Myth: Some wasp sprays can be substituted for pepper spray.
While potent on nasty insects, they simply do not have the stopping power to work on humans.
Myth: Some people are immune to pepper spray.
Untrue, says SABRE, a manufacturer of security products for law enforcement and the general public. According to a 2001 University of Utah study, some pepper sprays fail because they do not include the necessary measures to guarantee strength consistency. To ensure heat consistency, SABRE operates a high-performance liquid chromatography lab that tests the strength of every pepper spray batch. SABRE eliminates pepper spray failures due to bad batches.
“That’s a fancy way of saying that scientists are now able to determine how many parts per million of heat-causing alkaloids are present in a given chili pepper,” wrote Dr. Paul Bosland, a genetics research scientist from the University of New Mexico, in Smithsonian Magazine.
Myth: Scoville Heat Units (SHU) can be used to determine strength.
Actually, major capsaicinoids are the only way to determine the heat strength of pepper spray. A Scoville Heat Units listing on pepper spray is subjective and can be inaccurate.
Myth: There is a no-fly rule with pepper spray.
According to the FAA, “one 4-ounce container of pepper spray” is permitted in checked baggage provided it is equipped with a safety mechanism to prevent accidental discharge. While legal to carry in all 50 states, certain restrictions apply so be sure to check your state’s website for regulations.
Myth: There is a chance that you could spray yourself.
SABRE sprays have various safety mechanisms, making it virtually impossible to spray yourself accidentally.
Myth: If used, it could be taken away and used against me.
The whole purpose of pepper spray is to be able to stay at a distance, while incapacitating your attacker. In this way, you can stay up to 10 feet away for sprays and 12 feet away for gels. For added protection, SABRE has a stop strap that will stop the device from spraying if the pepper spray is pulled away from the strap worn around your wrist.
Myth: There is no guarantee it will affect an attacker.

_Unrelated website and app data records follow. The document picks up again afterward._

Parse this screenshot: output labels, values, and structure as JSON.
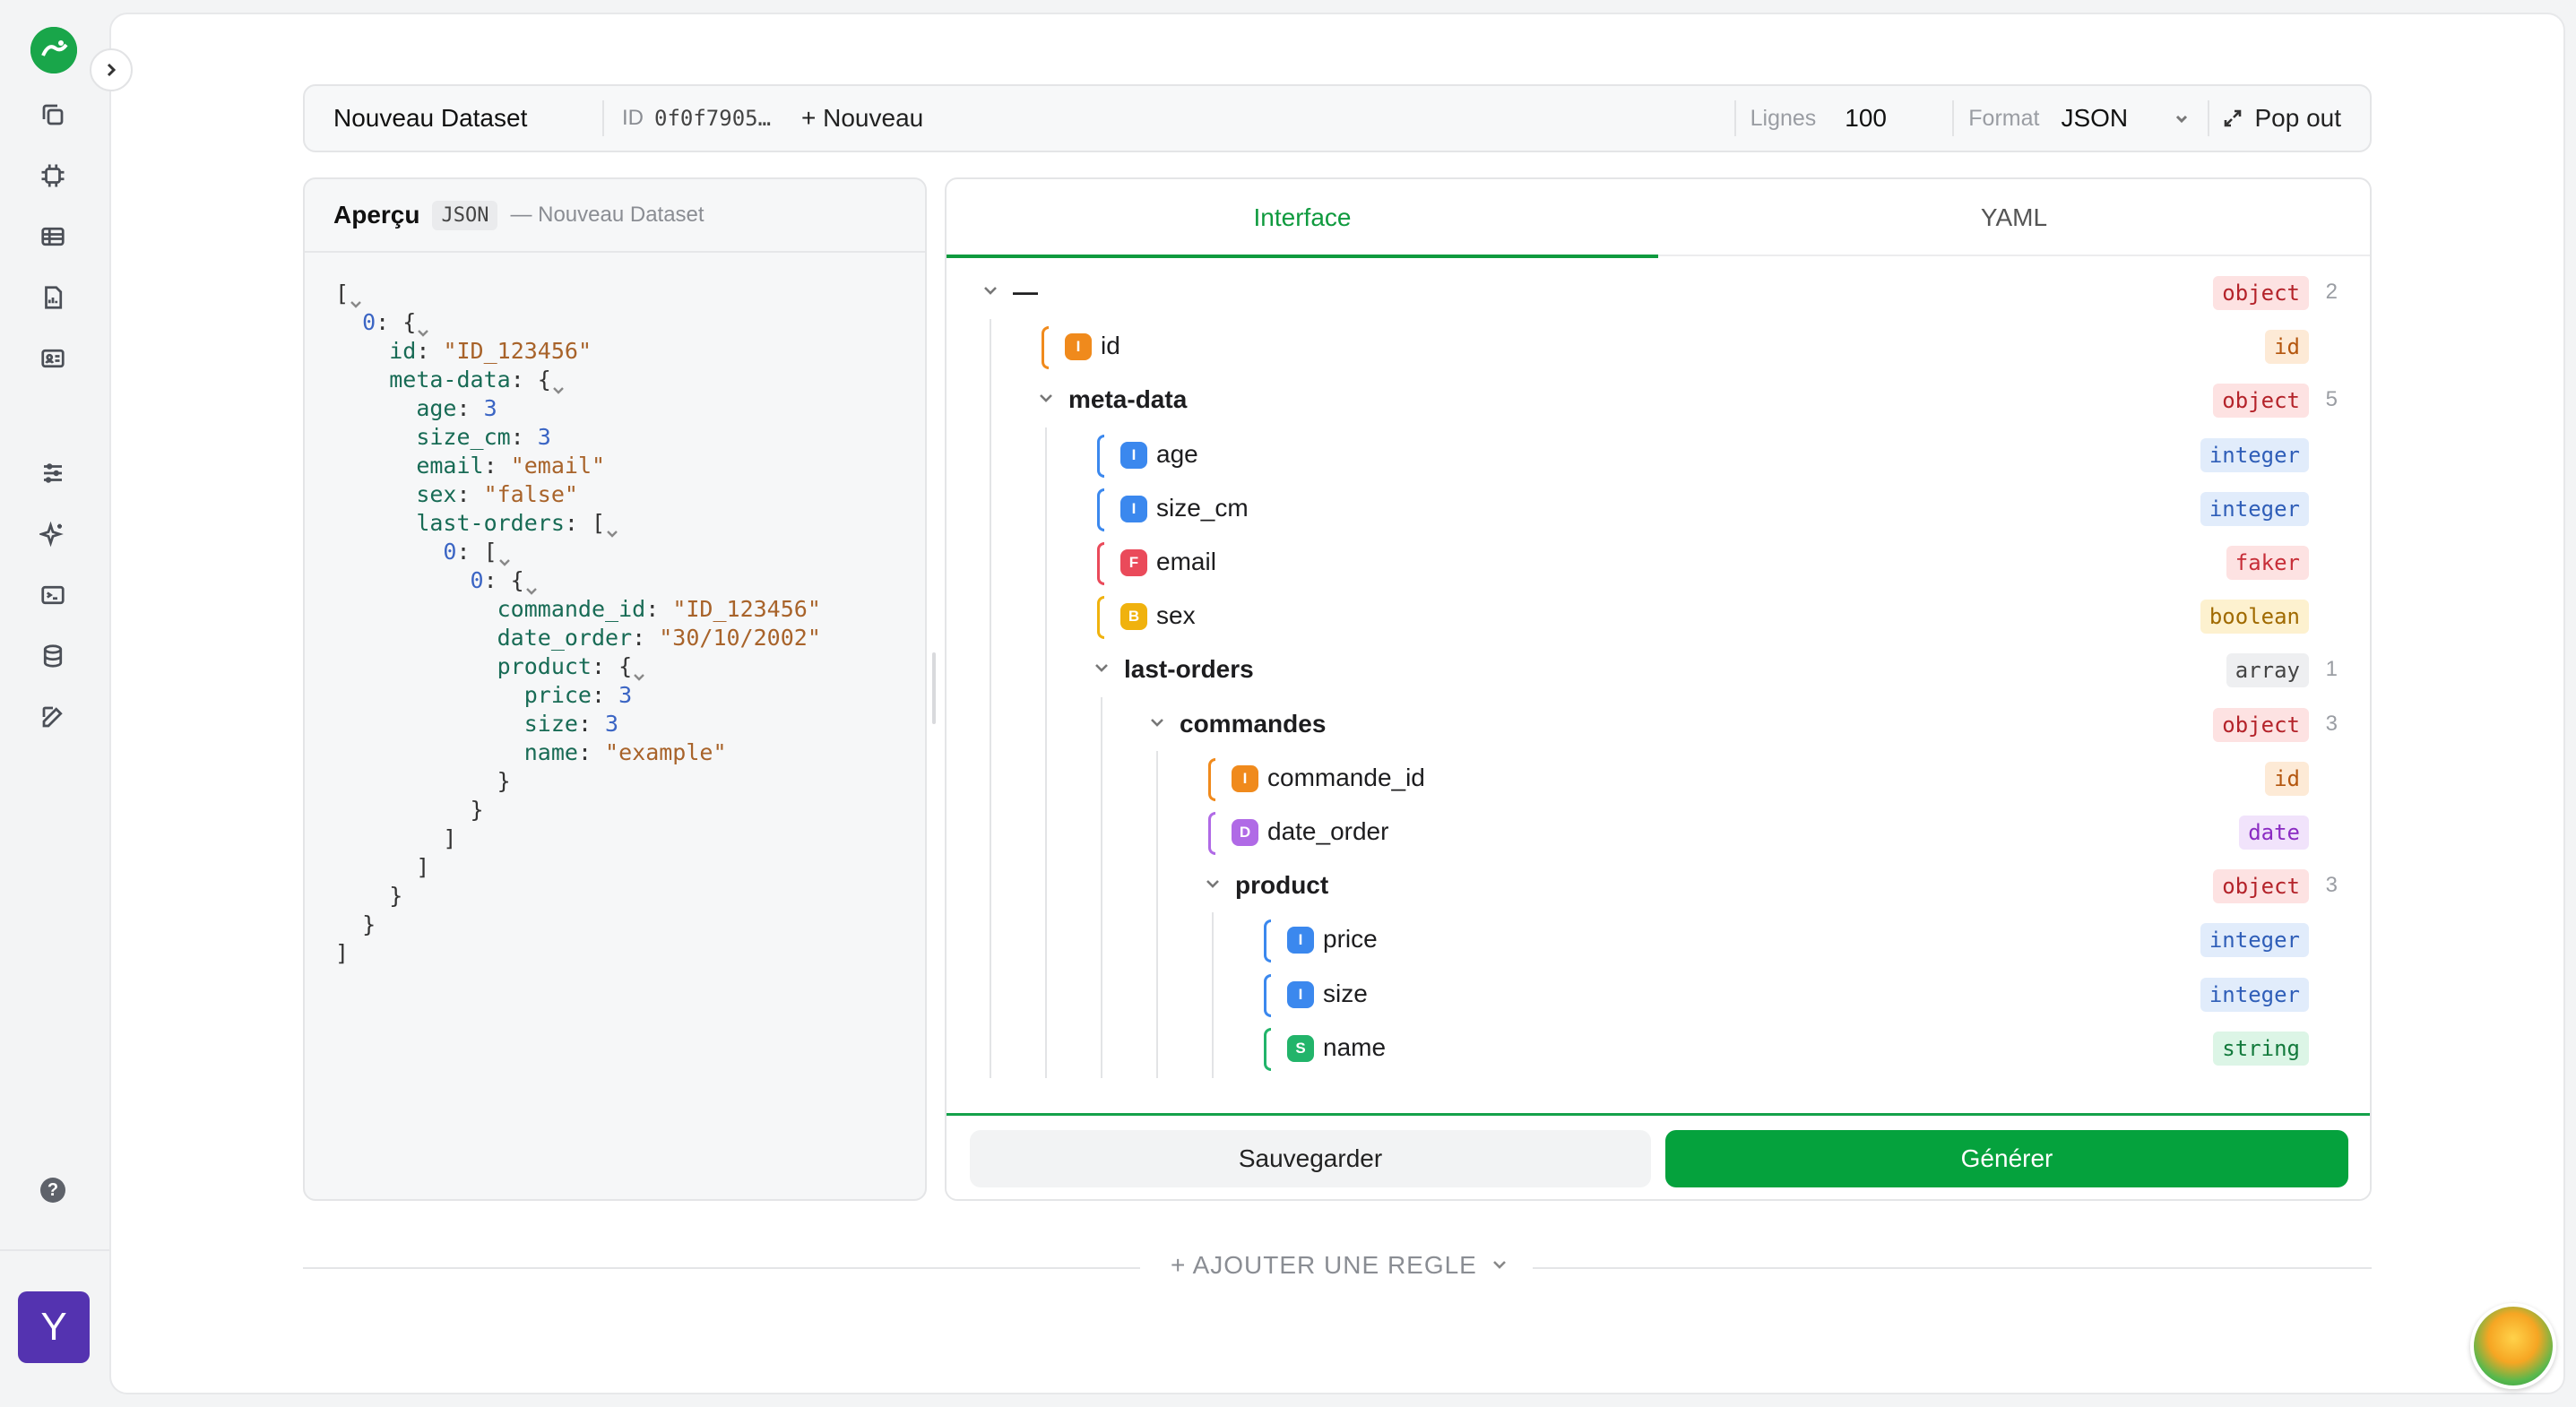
{
  "toolbar": {
    "dataset_name": "Nouveau Dataset",
    "id_label": "ID",
    "id_value": "0f0f7905…",
    "new_label": "+ Nouveau",
    "rows_label": "Lignes",
    "rows_value": "100",
    "format_label": "Format",
    "format_value": "JSON",
    "popout_label": "Pop out"
  },
  "preview": {
    "title": "Aperçu",
    "format_badge": "JSON",
    "subtitle": "— Nouveau Dataset",
    "lines": [
      "[",
      "  0: {",
      "    id: \"ID_123456\"",
      "    meta-data: {",
      "      age: 3",
      "      size_cm: 3",
      "      email: \"email\"",
      "      sex: \"false\"",
      "      last-orders: [",
      "        0: [",
      "          0: {",
      "            commande_id: \"ID_123456\"",
      "            date_order: \"30/10/2002\"",
      "            product: {",
      "              price: 3",
      "              size: 3",
      "              name: \"example\"",
      "            }",
      "          }",
      "        ]",
      "      ]",
      "    }",
      "  }",
      "]"
    ]
  },
  "editor": {
    "tabs": [
      "Interface",
      "YAML"
    ],
    "active_tab": "Interface",
    "tree": [
      {
        "label": "—",
        "type": "object",
        "count": "2",
        "depth": 0,
        "kind": "group"
      },
      {
        "label": "id",
        "type": "id",
        "icon": "I",
        "depth": 1,
        "kind": "field"
      },
      {
        "label": "meta-data",
        "type": "object",
        "count": "5",
        "depth": 1,
        "kind": "group"
      },
      {
        "label": "age",
        "type": "integer",
        "icon": "I",
        "depth": 2,
        "kind": "field"
      },
      {
        "label": "size_cm",
        "type": "integer",
        "icon": "I",
        "depth": 2,
        "kind": "field"
      },
      {
        "label": "email",
        "type": "faker",
        "icon": "F",
        "depth": 2,
        "kind": "field"
      },
      {
        "label": "sex",
        "type": "boolean",
        "icon": "B",
        "depth": 2,
        "kind": "field"
      },
      {
        "label": "last-orders",
        "type": "array",
        "count": "1",
        "depth": 2,
        "kind": "group"
      },
      {
        "label": "commandes",
        "type": "object",
        "count": "3",
        "depth": 3,
        "kind": "group"
      },
      {
        "label": "commande_id",
        "type": "id",
        "icon": "I",
        "depth": 4,
        "kind": "field"
      },
      {
        "label": "date_order",
        "type": "date",
        "icon": "D",
        "depth": 4,
        "kind": "field"
      },
      {
        "label": "product",
        "type": "object",
        "count": "3",
        "depth": 4,
        "kind": "group"
      },
      {
        "label": "price",
        "type": "integer",
        "icon": "I",
        "depth": 5,
        "kind": "field"
      },
      {
        "label": "size",
        "type": "integer",
        "icon": "I",
        "depth": 5,
        "kind": "field"
      },
      {
        "label": "name",
        "type": "string",
        "icon": "S",
        "depth": 5,
        "kind": "field"
      }
    ],
    "save_label": "Sauvegarder",
    "generate_label": "Générer"
  },
  "add_rule_label": "+ AJOUTER UNE REGLE",
  "user": {
    "avatar_initial": "Y"
  },
  "colors": {
    "accent": "#05a23d",
    "avatar": "#5433b0"
  }
}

Unless you’ve purchased a bad batch of pepper spray, some of the effects you can expect are: involuntary eye closure, imbalance, loss of breath and facial area burning — all which give you time to escape.